• Work item: Your reply should be the entries, output word for word, with each picture omitted.

BEGIN Supplied data

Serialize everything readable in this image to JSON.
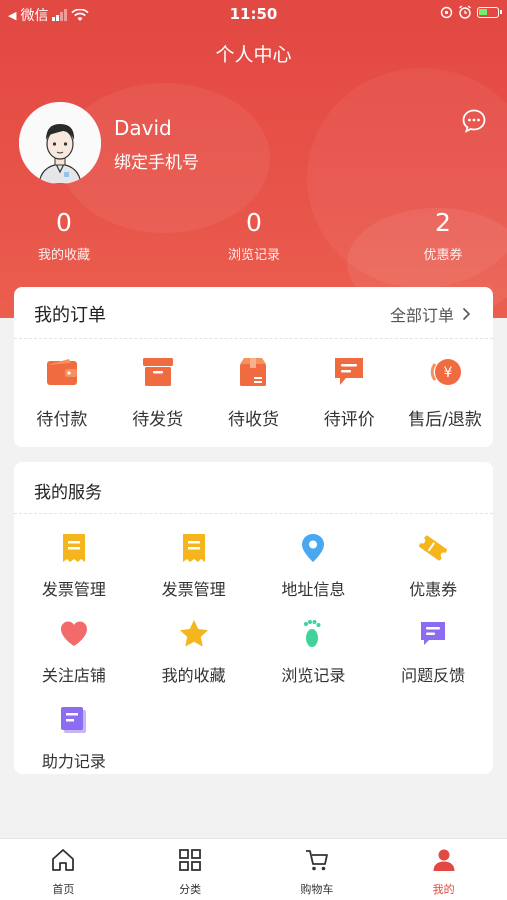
{
  "status_bar": {
    "carrier": "微信",
    "time": "11:50"
  },
  "header": {
    "title": "个人中心",
    "username": "David",
    "bind_phone": "绑定手机号"
  },
  "stats": [
    {
      "value": "0",
      "label": "我的收藏"
    },
    {
      "value": "0",
      "label": "浏览记录"
    },
    {
      "value": "2",
      "label": "优惠券"
    }
  ],
  "orders": {
    "title": "我的订单",
    "all_label": "全部订单",
    "items": [
      {
        "label": "待付款",
        "icon": "wallet-icon"
      },
      {
        "label": "待发货",
        "icon": "box-icon"
      },
      {
        "label": "待收货",
        "icon": "package-icon"
      },
      {
        "label": "待评价",
        "icon": "comment-icon"
      },
      {
        "label": "售后/退款",
        "icon": "refund-icon"
      }
    ]
  },
  "services": {
    "title": "我的服务",
    "items": [
      {
        "label": "发票管理",
        "icon": "invoice-icon"
      },
      {
        "label": "发票管理",
        "icon": "invoice-icon"
      },
      {
        "label": "地址信息",
        "icon": "location-pin-icon"
      },
      {
        "label": "优惠券",
        "icon": "coupon-icon"
      },
      {
        "label": "关注店铺",
        "icon": "heart-icon"
      },
      {
        "label": "我的收藏",
        "icon": "star-icon"
      },
      {
        "label": "浏览记录",
        "icon": "footprint-icon"
      },
      {
        "label": "问题反馈",
        "icon": "feedback-icon"
      },
      {
        "label": "助力记录",
        "icon": "help-record-icon"
      }
    ]
  },
  "tabbar": {
    "items": [
      {
        "label": "首页",
        "icon": "home-icon"
      },
      {
        "label": "分类",
        "icon": "grid-icon"
      },
      {
        "label": "购物车",
        "icon": "cart-icon"
      },
      {
        "label": "我的",
        "icon": "user-icon"
      }
    ],
    "active_index": 3
  },
  "colors": {
    "accent": "#e34943",
    "order_icon": "#f06b3f",
    "invoice": "#f5b51c",
    "location": "#4aa8f0",
    "heart": "#f36a6a",
    "star": "#f5b51c",
    "footprint": "#3fd39b",
    "feedback": "#8c6cf0"
  }
}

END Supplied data

• Result:
Serialize everything readable in this image to JSON.
{
  "status_bar": {
    "carrier": "微信",
    "time": "11:50"
  },
  "header": {
    "title": "个人中心",
    "username": "David",
    "bind_phone": "绑定手机号"
  },
  "stats": [
    {
      "value": "0",
      "label": "我的收藏"
    },
    {
      "value": "0",
      "label": "浏览记录"
    },
    {
      "value": "2",
      "label": "优惠券"
    }
  ],
  "orders": {
    "title": "我的订单",
    "all_label": "全部订单",
    "items": [
      {
        "label": "待付款",
        "icon": "wallet-icon"
      },
      {
        "label": "待发货",
        "icon": "box-icon"
      },
      {
        "label": "待收货",
        "icon": "package-icon"
      },
      {
        "label": "待评价",
        "icon": "comment-icon"
      },
      {
        "label": "售后/退款",
        "icon": "refund-icon"
      }
    ]
  },
  "services": {
    "title": "我的服务",
    "items": [
      {
        "label": "发票管理",
        "icon": "invoice-icon"
      },
      {
        "label": "发票管理",
        "icon": "invoice-icon"
      },
      {
        "label": "地址信息",
        "icon": "location-pin-icon"
      },
      {
        "label": "优惠券",
        "icon": "coupon-icon"
      },
      {
        "label": "关注店铺",
        "icon": "heart-icon"
      },
      {
        "label": "我的收藏",
        "icon": "star-icon"
      },
      {
        "label": "浏览记录",
        "icon": "footprint-icon"
      },
      {
        "label": "问题反馈",
        "icon": "feedback-icon"
      },
      {
        "label": "助力记录",
        "icon": "help-record-icon"
      }
    ]
  },
  "tabbar": {
    "items": [
      {
        "label": "首页",
        "icon": "home-icon"
      },
      {
        "label": "分类",
        "icon": "grid-icon"
      },
      {
        "label": "购物车",
        "icon": "cart-icon"
      },
      {
        "label": "我的",
        "icon": "user-icon"
      }
    ],
    "active_index": 3
  },
  "colors": {
    "accent": "#e34943",
    "order_icon": "#f06b3f",
    "invoice": "#f5b51c",
    "location": "#4aa8f0",
    "heart": "#f36a6a",
    "star": "#f5b51c",
    "footprint": "#3fd39b",
    "feedback": "#8c6cf0"
  }
}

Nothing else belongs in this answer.